My aides have carefully set out bits and pieces of a breakfast to assemble-a bowl of cereal on the counter; a two handled cup of milk in the refrigerator ready to pour; an empty coffee mug on the Keurig awaiting the perfectly sized, premeasured cup of coffee; a bowl of berries.
At first I feel too weary, probably because it is Friday, to roll out to the kitchen and put all of this together. Today I would rather meditate. I think to myself – I would rather do nothing.
I feel the hunger gnawing at me. Not the uncomfortable real hunger of the food deprived, but a gentle nudge reminding me that I haven’t eaten in hours.
And really what is the big deal about that?
For some reason I remember waking up one morning shortly after my accident. The family dog was draped around my lower body. I forgot that I was paralyzed. I told her to move so I could get out of bed. The dog, a mixed breed of Labrador and Beagle, looked at me with sad brown eyes and refused to move. She was in protective mode, as she had been since my accident. She knew better than I that I would not be “getting out of bed” in any conventional way. She wasn’t anticipating sudden moves.

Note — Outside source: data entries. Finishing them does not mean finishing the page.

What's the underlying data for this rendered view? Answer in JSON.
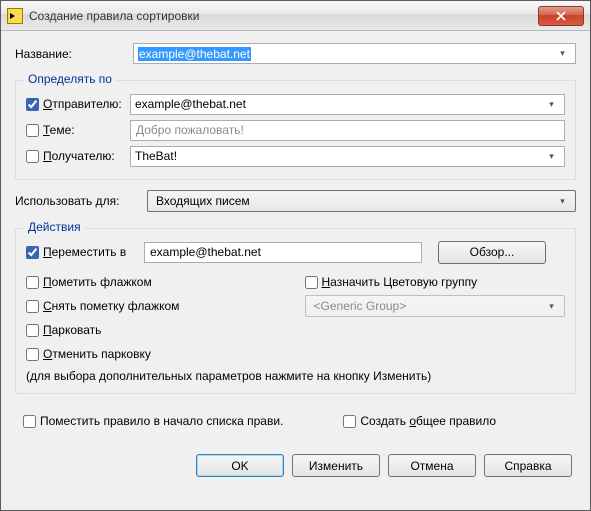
{
  "window": {
    "title": "Создание правила сортировки"
  },
  "name": {
    "label": "Название:",
    "value": "example@thebat.net"
  },
  "detect": {
    "legend": "Определять по",
    "sender": {
      "label_pre": "О",
      "label_rest": "тправителю:",
      "checked": true,
      "value": "example@thebat.net"
    },
    "subject": {
      "label_pre": "Т",
      "label_rest": "еме:",
      "checked": false,
      "placeholder": "Добро пожаловать!"
    },
    "recipient": {
      "label_pre": "П",
      "label_rest": "олучателю:",
      "checked": false,
      "value": "TheBat!"
    }
  },
  "usefor": {
    "label": "Использовать для:",
    "value": "Входящих писем"
  },
  "actions": {
    "legend": "Действия",
    "move": {
      "label_pre": "П",
      "label_rest": "ереместить в",
      "checked": true,
      "value": "example@thebat.net",
      "browse": "Обзор..."
    },
    "flag": {
      "pre": "П",
      "rest": "ометить флажком",
      "checked": false
    },
    "unflag": {
      "pre": "С",
      "rest": "нять пометку флажком",
      "checked": false
    },
    "park": {
      "pre": "П",
      "rest": "арковать",
      "checked": false
    },
    "unpark": {
      "pre": "О",
      "rest": "тменить парковку",
      "checked": false
    },
    "colorgroup_label": {
      "pre": "Н",
      "rest": "азначить Цветовую группу",
      "checked": false
    },
    "colorgroup_value": "<Generic Group>",
    "hint": "(для выбора дополнительных параметров нажмите на кнопку Изменить)"
  },
  "footer": {
    "to_top": {
      "text": "Поместить правило в начало списка прави.",
      "checked": false
    },
    "shared": {
      "pre": "о",
      "rest_before": "Создать ",
      "rest_after": "бщее правило",
      "checked": false
    }
  },
  "buttons": {
    "ok": "OK",
    "edit": "Изменить",
    "cancel": "Отмена",
    "help": "Справка"
  }
}
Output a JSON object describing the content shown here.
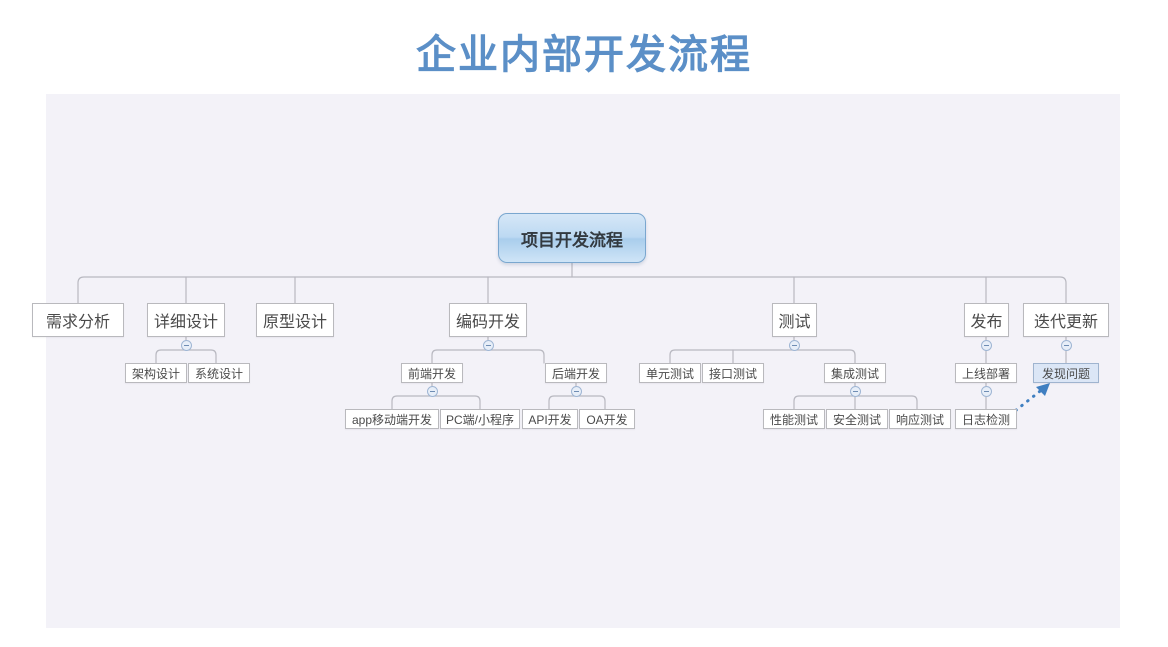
{
  "page": {
    "title": "企业内部开发流程",
    "title_color": "#5b8fc7",
    "canvas_color": "#f3f2f8",
    "background_color": "#ffffff"
  },
  "diagram": {
    "type": "mindmap",
    "root": {
      "label": "项目开发流程"
    },
    "level2": [
      {
        "label": "需求分析"
      },
      {
        "label": "详细设计"
      },
      {
        "label": "原型设计"
      },
      {
        "label": "编码开发"
      },
      {
        "label": "测试"
      },
      {
        "label": "发布"
      },
      {
        "label": "迭代更新"
      }
    ],
    "level3": [
      {
        "label": "架构设计",
        "parent": "详细设计"
      },
      {
        "label": "系统设计",
        "parent": "详细设计"
      },
      {
        "label": "前端开发",
        "parent": "编码开发"
      },
      {
        "label": "后端开发",
        "parent": "编码开发"
      },
      {
        "label": "单元测试",
        "parent": "测试"
      },
      {
        "label": "接口测试",
        "parent": "测试"
      },
      {
        "label": "集成测试",
        "parent": "测试"
      },
      {
        "label": "上线部署",
        "parent": "发布"
      },
      {
        "label": "发现问题",
        "parent": "迭代更新",
        "highlight": true
      }
    ],
    "level4": [
      {
        "label": "app移动端开发",
        "parent": "前端开发"
      },
      {
        "label": "PC端/小程序",
        "parent": "前端开发"
      },
      {
        "label": "API开发",
        "parent": "后端开发"
      },
      {
        "label": "OA开发",
        "parent": "后端开发"
      },
      {
        "label": "性能测试",
        "parent": "集成测试"
      },
      {
        "label": "安全测试",
        "parent": "集成测试"
      },
      {
        "label": "响应测试",
        "parent": "集成测试"
      },
      {
        "label": "日志检测",
        "parent": "上线部署"
      }
    ],
    "feedback_arrow": {
      "from": "日志检测",
      "to": "发现问题",
      "style": "dotted",
      "color": "#3f7fc1"
    },
    "connector_color": "#b8b8c0"
  }
}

Get off of me I insisted. I tried to push her with arms that were also paralyzed. She licked my face, then sighed and placed her paws on my stomach.
I looked down at my legs, appendages that weren’t moving even though I was willing movement. And I began to cry.

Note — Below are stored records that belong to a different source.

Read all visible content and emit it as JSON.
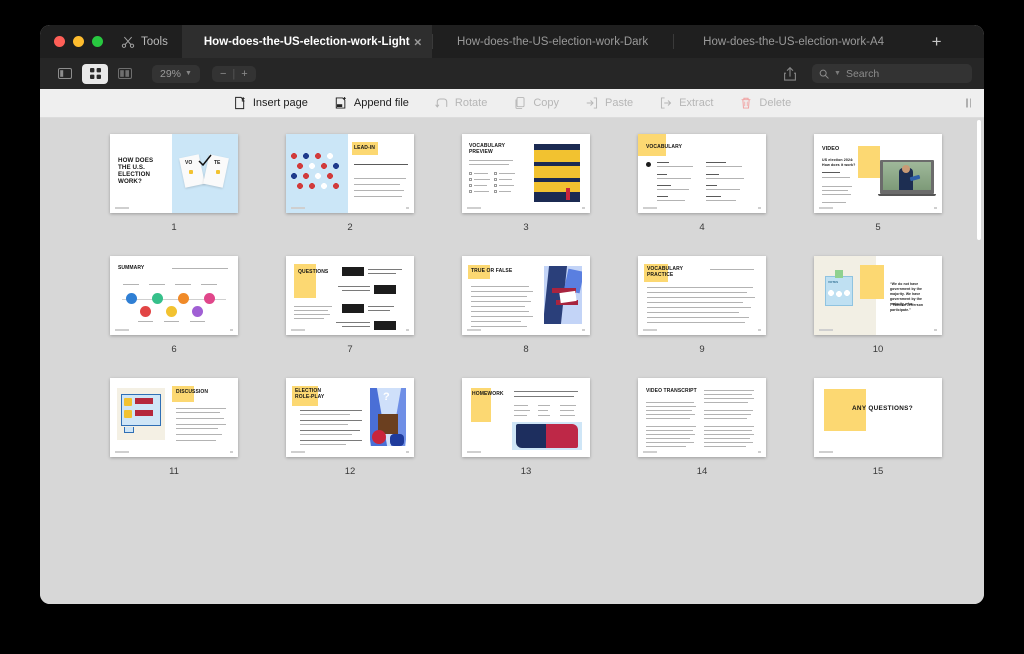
{
  "window": {
    "traffic_lights": [
      "close",
      "minimize",
      "maximize"
    ],
    "tools_label": "Tools",
    "new_tab_label": "+",
    "tabs": [
      {
        "label": "How-does-the-US-election-work-Light",
        "active": true,
        "close": "×"
      },
      {
        "label": "How-does-the-US-election-work-Dark",
        "active": false
      },
      {
        "label": "How-does-the-US-election-work-A4",
        "active": false
      }
    ]
  },
  "toolbar": {
    "sidebar_icon": "sidebar-icon",
    "grid_view_icon": "grid-view-icon",
    "split_view_icon": "split-view-icon",
    "zoom_level": "29%",
    "zoom_chevron": "⌄",
    "zoom_out": "−",
    "zoom_divider": "|",
    "zoom_in": "+",
    "share_icon": "share-icon",
    "search_icon": "search-icon",
    "search_placeholder": "Search",
    "search_value": ""
  },
  "actionbar": {
    "items": [
      {
        "label": "Insert page",
        "icon": "insert-page-icon",
        "disabled": false
      },
      {
        "label": "Append file",
        "icon": "append-file-icon",
        "disabled": false
      },
      {
        "label": "Rotate",
        "icon": "rotate-icon",
        "disabled": true
      },
      {
        "label": "Copy",
        "icon": "copy-icon",
        "disabled": true
      },
      {
        "label": "Paste",
        "icon": "paste-icon",
        "disabled": true
      },
      {
        "label": "Extract",
        "icon": "extract-icon",
        "disabled": true
      },
      {
        "label": "Delete",
        "icon": "delete-icon",
        "disabled": true
      }
    ],
    "delete_color": "#f29b9b",
    "grip_icon": "drag-grip-icon"
  },
  "pages": [
    {
      "number": "1",
      "kind": "title",
      "title": "HOW DOES THE U.S. ELECTION WORK?"
    },
    {
      "number": "2",
      "kind": "lead-in",
      "title": "LEAD-IN"
    },
    {
      "number": "3",
      "kind": "vocabulary-preview",
      "title": "VOCABULARY PREVIEW"
    },
    {
      "number": "4",
      "kind": "vocabulary",
      "title": "VOCABULARY"
    },
    {
      "number": "5",
      "kind": "video",
      "title": "VIDEO"
    },
    {
      "number": "6",
      "kind": "summary",
      "title": "SUMMARY"
    },
    {
      "number": "7",
      "kind": "questions",
      "title": "QUESTIONS"
    },
    {
      "number": "8",
      "kind": "true-or-false",
      "title": "TRUE OR FALSE"
    },
    {
      "number": "9",
      "kind": "vocabulary-practice",
      "title": "VOCABULARY PRACTICE"
    },
    {
      "number": "10",
      "kind": "quote",
      "title": ""
    },
    {
      "number": "11",
      "kind": "discussion",
      "title": "DISCUSSION"
    },
    {
      "number": "12",
      "kind": "election-role-play",
      "title": "ELECTION ROLE-PLAY"
    },
    {
      "number": "13",
      "kind": "homework",
      "title": "HOMEWORK"
    },
    {
      "number": "14",
      "kind": "video-transcript",
      "title": "VIDEO TRANSCRIPT"
    },
    {
      "number": "15",
      "kind": "any-questions",
      "title": "ANY QUESTIONS?"
    }
  ],
  "slide_text": {
    "p1_title": "HOW DOES THE U.S. ELECTION WORK?",
    "p1_vote_left": "VO",
    "p1_vote_right": "TE",
    "p5_sub1": "US election 2024:",
    "p5_sub2": "How does it work?",
    "p5_sub3": "Duration: 2:41 min",
    "p10_quote": "“We do not have government by the majority. We have government by the majority who participate.”",
    "p10_attrib": "- Thomas Jefferson",
    "p15_title": "ANY QUESTIONS?"
  },
  "colors": {
    "accent_yellow": "#fcd872",
    "light_blue": "#cbe6f7",
    "navy": "#1f3864",
    "red": "#c9253c",
    "window_bg": "#d7d7d7",
    "titlebar": "#1f1f1f",
    "toolbar": "#262626",
    "actionbar": "#efefef"
  }
}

I cried because I was frightened of the unknown. Back then I couldn’t imagine waking up every day paralyzed. It was simply a phase that went away once I realized that waking up paralyzed was the same as waking up un-paralyzed.
This requires crafting new words, because our language doesn’t encompass the experience of disability. I suppose that’s why, when it happens to us later in life, we are so inept at first. Once we allow ourselves to adapt and let go of our preconceived notion that disability is a negative thing and living with it is a tragedy, our lives move on in good and positive ways. But it is moments like this-the fear behind waking up paralyzed-that come from assumptions, containing the pain of unnecessary ableist attitudes that are really unhelpful whether we are disabled or not.

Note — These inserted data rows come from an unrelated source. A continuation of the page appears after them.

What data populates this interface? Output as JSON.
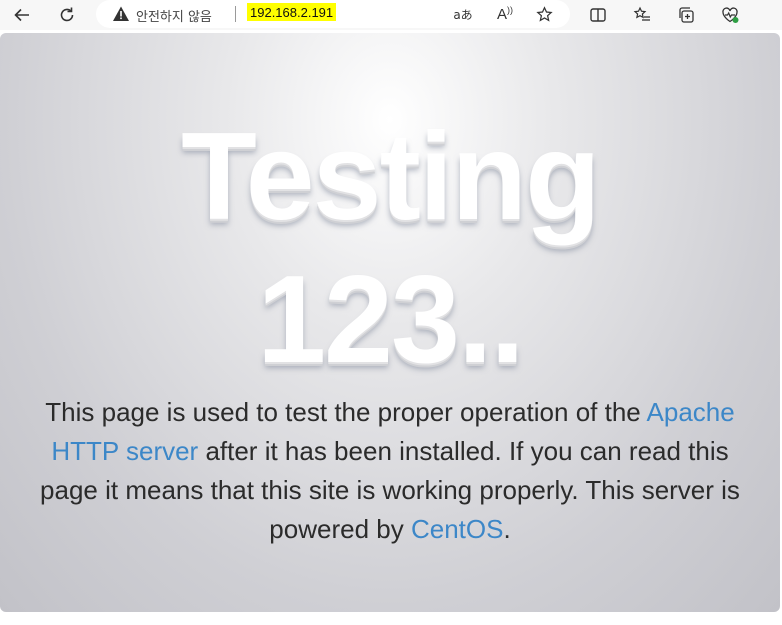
{
  "browser": {
    "security_label": "안전하지 않음",
    "url": "192.168.2.191",
    "icons": {
      "back": "back-arrow-icon",
      "refresh": "refresh-icon",
      "warning": "warning-icon",
      "translate": "translate-icon",
      "read_aloud": "read-aloud-icon",
      "favorite": "star-icon",
      "split_screen": "split-screen-icon",
      "favorites": "favorites-list-icon",
      "collections": "collections-icon",
      "health": "browser-essentials-icon"
    },
    "translate_text": "aあ",
    "read_aloud_text": "A"
  },
  "page": {
    "headline_line1": "Testing",
    "headline_line2": "123..",
    "desc_part1": "This page is used to test the proper operation of the ",
    "apache_link": "Apache HTTP server",
    "desc_part2": " after it has been installed. If you can read this page it means that this site is working properly. This server is powered by ",
    "centos_link": "CentOS",
    "desc_part3": "."
  },
  "colors": {
    "link": "#3c87c8",
    "url_highlight": "#ffff00",
    "text": "#2b2b2b"
  }
}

Thinking back to that morning, I realized that I didn’t feel hungry. There was no thought in my mind as to what I would have for breakfast, whether it would be cereal, pancakes, or oatmeal. No smell of bacon would’ve lured me out of bed that morning. No, instead I laid back against the headrest, and breathed in unison with the family dog with tears in both of our eyes. That sad Beagle look reflected my own self-pity and misery. I was indeed paralyzed, but it wasn’t the physical paralysis that did it to me, that forced me to stay in bed. It was the ideas I had about being paralyzed that left me stuck.
Remembering that has made me hungry-not only for food, but for life. I want to move toward the kitchen, toward the morning,
I don’t feel paralyzed. I’ve rolled through the streets of more towns than I ever did when I walked. I’ve visited more places than before my accident, met more people, and tried more new things. Indeed my life was probably more paralyzed when I wasn’t paralyzed than it is now.
I’m certainly more in touch with my hunger now, a hunger for life. That happens when you almost die. Every day becomes a gift. And even when people around you don’t feel that way, it’s easy to ignore them. I can’t make them feel it, that hunger for life which propels me along faster than ever before. Ironically, they see the wheelchair, they watch me transfer slowly into it because I am a quadriplegic. Once deposited in my wheelchair, I move in my own way more quickly than them..
I move in my wheelchair like I am hungry. I am like a shark, never stopping. I caress my joystick. I move it in circles even when the power button is off my chair. I am always ready to move forward.
I’m not sure I want breakfast. I will drink the coffee. But that is all.
Feeling hungry is a good thing.